→ Exercise instructions:
Which lines of the listing hold the string "badge"? Show each of them.

▬▬▬

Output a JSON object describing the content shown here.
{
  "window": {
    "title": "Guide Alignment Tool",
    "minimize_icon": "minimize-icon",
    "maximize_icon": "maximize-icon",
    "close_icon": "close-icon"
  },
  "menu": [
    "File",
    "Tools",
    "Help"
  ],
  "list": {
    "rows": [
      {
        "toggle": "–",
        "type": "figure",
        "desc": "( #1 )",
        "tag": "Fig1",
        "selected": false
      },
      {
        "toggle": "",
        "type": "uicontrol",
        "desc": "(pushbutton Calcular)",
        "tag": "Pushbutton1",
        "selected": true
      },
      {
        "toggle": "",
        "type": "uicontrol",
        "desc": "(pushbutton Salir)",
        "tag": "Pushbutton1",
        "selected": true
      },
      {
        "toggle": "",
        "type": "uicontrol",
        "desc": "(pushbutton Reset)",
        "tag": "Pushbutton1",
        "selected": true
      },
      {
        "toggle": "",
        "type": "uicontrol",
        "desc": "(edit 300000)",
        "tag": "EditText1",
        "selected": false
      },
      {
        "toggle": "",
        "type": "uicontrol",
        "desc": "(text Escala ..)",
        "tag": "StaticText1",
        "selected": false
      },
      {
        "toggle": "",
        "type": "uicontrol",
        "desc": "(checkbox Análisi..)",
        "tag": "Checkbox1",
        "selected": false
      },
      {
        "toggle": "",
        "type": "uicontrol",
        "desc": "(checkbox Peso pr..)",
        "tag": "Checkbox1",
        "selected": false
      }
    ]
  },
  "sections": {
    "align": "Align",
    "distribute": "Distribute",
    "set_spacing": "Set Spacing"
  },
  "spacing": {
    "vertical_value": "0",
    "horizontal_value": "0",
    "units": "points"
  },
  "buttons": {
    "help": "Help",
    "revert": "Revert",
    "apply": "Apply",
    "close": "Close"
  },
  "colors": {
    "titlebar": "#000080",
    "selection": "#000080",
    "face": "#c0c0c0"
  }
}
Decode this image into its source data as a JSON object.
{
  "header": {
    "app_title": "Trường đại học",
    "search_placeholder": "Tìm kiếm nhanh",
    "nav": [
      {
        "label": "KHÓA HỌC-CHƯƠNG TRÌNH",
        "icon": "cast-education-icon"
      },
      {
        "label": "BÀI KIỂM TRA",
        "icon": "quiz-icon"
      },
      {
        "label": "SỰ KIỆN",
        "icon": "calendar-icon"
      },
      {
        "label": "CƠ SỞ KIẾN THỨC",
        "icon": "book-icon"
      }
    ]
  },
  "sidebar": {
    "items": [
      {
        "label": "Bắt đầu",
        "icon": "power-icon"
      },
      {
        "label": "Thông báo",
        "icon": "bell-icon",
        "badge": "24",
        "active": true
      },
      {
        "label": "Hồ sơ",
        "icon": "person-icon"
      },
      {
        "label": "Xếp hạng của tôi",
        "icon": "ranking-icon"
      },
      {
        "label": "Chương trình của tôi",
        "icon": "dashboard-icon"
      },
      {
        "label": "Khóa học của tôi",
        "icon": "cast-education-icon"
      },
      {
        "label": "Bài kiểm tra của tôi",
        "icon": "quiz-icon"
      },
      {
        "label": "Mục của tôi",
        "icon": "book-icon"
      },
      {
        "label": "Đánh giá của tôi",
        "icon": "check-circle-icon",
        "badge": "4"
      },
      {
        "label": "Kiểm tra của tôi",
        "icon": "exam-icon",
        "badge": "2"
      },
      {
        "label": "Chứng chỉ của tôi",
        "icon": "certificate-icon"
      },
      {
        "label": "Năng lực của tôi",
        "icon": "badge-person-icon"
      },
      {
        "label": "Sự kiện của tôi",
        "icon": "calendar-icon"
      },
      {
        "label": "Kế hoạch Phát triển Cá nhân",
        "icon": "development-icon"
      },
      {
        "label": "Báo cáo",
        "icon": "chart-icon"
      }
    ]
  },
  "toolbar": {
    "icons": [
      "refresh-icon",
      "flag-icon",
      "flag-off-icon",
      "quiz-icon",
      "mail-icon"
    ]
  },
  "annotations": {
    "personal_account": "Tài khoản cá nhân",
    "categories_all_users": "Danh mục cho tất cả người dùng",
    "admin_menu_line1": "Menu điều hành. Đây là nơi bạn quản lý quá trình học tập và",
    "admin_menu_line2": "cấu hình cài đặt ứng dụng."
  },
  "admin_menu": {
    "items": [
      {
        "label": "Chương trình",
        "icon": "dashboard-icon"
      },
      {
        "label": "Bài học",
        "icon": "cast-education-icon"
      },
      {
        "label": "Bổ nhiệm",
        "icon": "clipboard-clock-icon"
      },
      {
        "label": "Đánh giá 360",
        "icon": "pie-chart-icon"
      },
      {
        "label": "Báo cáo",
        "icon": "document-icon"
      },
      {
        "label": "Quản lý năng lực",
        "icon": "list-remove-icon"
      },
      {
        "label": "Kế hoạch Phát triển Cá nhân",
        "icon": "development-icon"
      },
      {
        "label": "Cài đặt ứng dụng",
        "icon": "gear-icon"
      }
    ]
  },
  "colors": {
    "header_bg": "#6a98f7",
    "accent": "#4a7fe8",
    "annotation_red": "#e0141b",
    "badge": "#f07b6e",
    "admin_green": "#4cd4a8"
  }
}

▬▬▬

→ Final answer:
        "badge": "24",
        "badge": "4"
        "badge": "2"
        "icon": "badge-person-icon"
    "badge": "#f07b6e",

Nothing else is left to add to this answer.